Excavation occurs around the northern shallow injection well.
Employees collect samples from the bottom section of the drain pipe.
IDAHO FALLS, Idaho – A streamlined process to remediate contaminated areas at DOE’s 890-square-mile Idaho Site has benefitted the Environmental Restoration (ER) Program and taxpayers in general.
EM contractor Fluor Idaho recently cleaned up a contaminated site using a streamlined remediation process from a 2009 Record of Decision (ROD) signed by the DOE, U.S. Environmental Protection Agency (EPA) and state of Idaho. That ROD allowed the ER program to use removal and disposal cleanup remedies from previous and similarly contaminated soil sites.
Before that approach was adopted, DOE, EPA, and the state of Idaho conducted lengthy Comprehensive Environmental Response, Compensation and Liability Act (CERCLA), or Superfund, environmental investigations of newly discovered contaminated sites that spanned months or even years. Such lengthy investigations and the subsequent paperwork could cost taxpayers millions of dollars.
“The plug-in approach allows the agencies to determine if newly discovered sites fit within the parameters of OU 10-08 Record of Decision and expedite a CERCLA response action if necessary,” said ER Project Manager Val Kimbro. “The process is quick and ultimately saves DOE time and money.”
The latest project — the second to use the plug-in approach since 2009 — involved the remediation of two shallow French drains and surrounding soil at the Advanced Test Reactor Complex at the Idaho Site. The ER program determined that historic releases of liquids containing cesium, cobalt and lead from the Engineering Test Reactor Air Intake Building French drains contaminated as much as 100 cubic yards of nearby soil. Cleanup at the French drain sites was necessary to bring the areas into compliance with environmental cleanup levels agreed to in a previous record of decision.
Contaminated soil was exhumed and transported to the Idaho CERCLA Disposal Facility — an approved onsite landfill — for permanent disposal. Both French drains were filled with concrete grout and capped.
The total cost of the French drain cleanup was less than $365,000. The project was completed in about two weeks this past month.

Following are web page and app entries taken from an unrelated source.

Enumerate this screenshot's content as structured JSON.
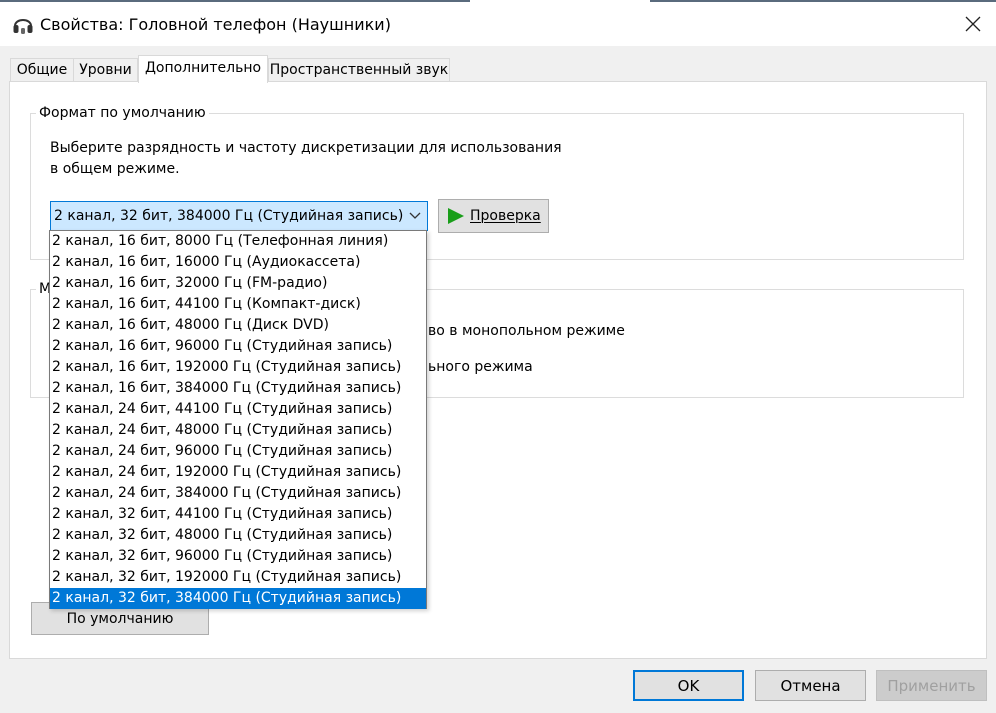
{
  "window": {
    "title": "Свойства: Головной телефон (Наушники)",
    "close_glyph": "✕"
  },
  "tabs": [
    {
      "label": "Общие"
    },
    {
      "label": "Уровни"
    },
    {
      "label": "Дополнительно"
    },
    {
      "label": "Пространственный звук"
    }
  ],
  "active_tab": "Дополнительно",
  "default_format": {
    "legend": "Формат по умолчанию",
    "description_line1": "Выберите разрядность и частоту дискретизации для использования",
    "description_line2": "в общем режиме.",
    "selected": "2 канал, 32 бит, 384000 Гц (Студийная запись)",
    "test_button": "Проверка",
    "options": [
      "2 канал, 16 бит, 8000 Гц (Телефонная линия)",
      "2 канал, 16 бит, 16000 Гц (Аудиокассета)",
      "2 канал, 16 бит, 32000 Гц (FM-радио)",
      "2 канал, 16 бит, 44100 Гц (Компакт-диск)",
      "2 канал, 16 бит, 48000 Гц (Диск DVD)",
      "2 канал, 16 бит, 96000 Гц (Студийная запись)",
      "2 канал, 16 бит, 192000 Гц (Студийная запись)",
      "2 канал, 16 бит, 384000 Гц (Студийная запись)",
      "2 канал, 24 бит, 44100 Гц (Студийная запись)",
      "2 канал, 24 бит, 48000 Гц (Студийная запись)",
      "2 канал, 24 бит, 96000 Гц (Студийная запись)",
      "2 канал, 24 бит, 192000 Гц (Студийная запись)",
      "2 канал, 24 бит, 384000 Гц (Студийная запись)",
      "2 канал, 32 бит, 44100 Гц (Студийная запись)",
      "2 канал, 32 бит, 48000 Гц (Студийная запись)",
      "2 канал, 32 бит, 96000 Гц (Студийная запись)",
      "2 канал, 32 бит, 192000 Гц (Студийная запись)",
      "2 канал, 32 бит, 384000 Гц (Студийная запись)"
    ],
    "selected_index": 17
  },
  "exclusive_mode": {
    "legend_visible": "М",
    "line1_visible": "во в монопольном режиме",
    "line2_visible": "ьного режима"
  },
  "restore_defaults_button": "По умолчанию",
  "buttons": {
    "ok": "OK",
    "cancel": "Отмена",
    "apply": "Применить"
  },
  "colors": {
    "accent": "#0078d7",
    "selection_bg": "#cce8ff",
    "play_icon": "#1a9e1a"
  }
}
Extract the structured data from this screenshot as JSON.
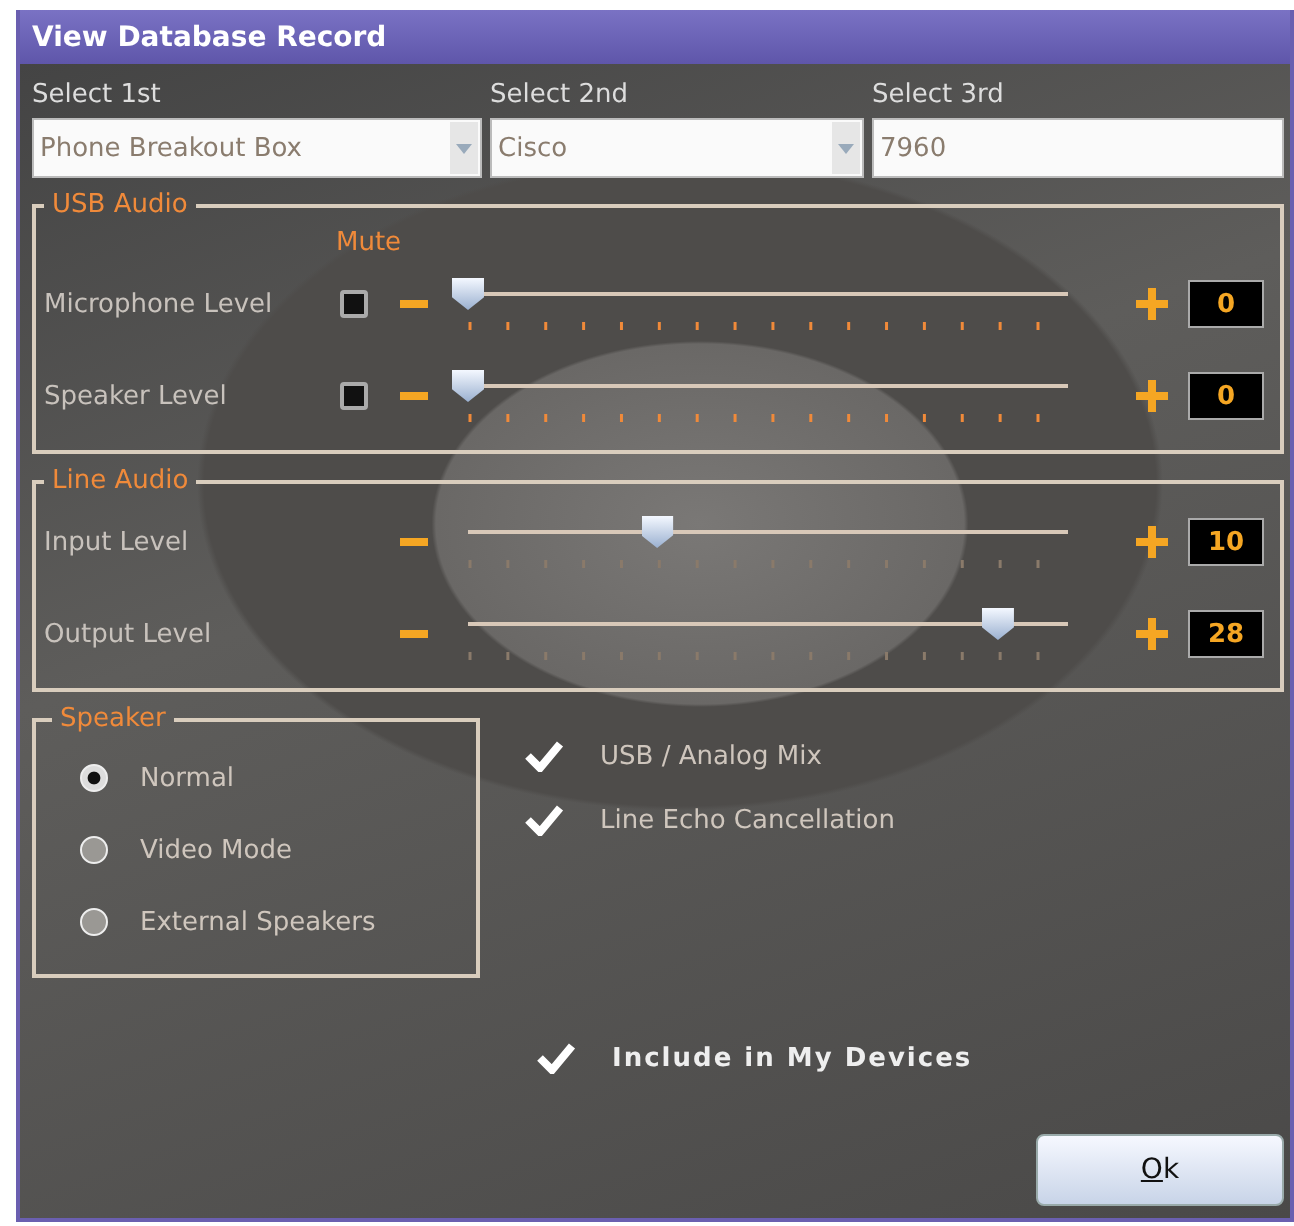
{
  "window": {
    "title": "View Database Record"
  },
  "selects": [
    {
      "label": "Select 1st",
      "value": "Phone Breakout Box",
      "kind": "dropdown"
    },
    {
      "label": "Select 2nd",
      "value": "Cisco",
      "kind": "dropdown"
    },
    {
      "label": "Select 3rd",
      "value": "7960",
      "kind": "text"
    }
  ],
  "usb_audio": {
    "title": "USB Audio",
    "mute_heading": "Mute",
    "channels": [
      {
        "name": "Microphone Level",
        "muted": false,
        "level": 0,
        "reading": "0"
      },
      {
        "name": "Speaker Level",
        "muted": false,
        "level": 0,
        "reading": "0"
      }
    ]
  },
  "line_audio": {
    "title": "Line Audio",
    "channels": [
      {
        "name": "Input Level",
        "level": 0.333,
        "reading": "10"
      },
      {
        "name": "Output Level",
        "level": 0.933,
        "reading": "28"
      }
    ]
  },
  "speaker": {
    "title": "Speaker",
    "options": [
      {
        "label": "Normal",
        "selected": true
      },
      {
        "label": "Video Mode",
        "selected": false
      },
      {
        "label": "External Speakers",
        "selected": false
      }
    ]
  },
  "options": [
    {
      "label": "USB / Analog Mix",
      "checked": true
    },
    {
      "label": "Line Echo Cancellation",
      "checked": true
    }
  ],
  "include": {
    "label": "Include in My Devices",
    "checked": true
  },
  "ok_button": {
    "label": "Ok"
  }
}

“Project personnel from Construction Management, Radiological Control and Waste Generator Services were phenomenal and contributed significantly to the remediation going smoothly and it being done safely,” Kimbro said.
The plug-in approach was used at the Idaho Site in 2013 for an area that contained lead-contaminated soil presumably from paint stripped with a bead-blasting process similar to sand blasting. About 50 cubic yards of material were removed at a cost of less than $250,000.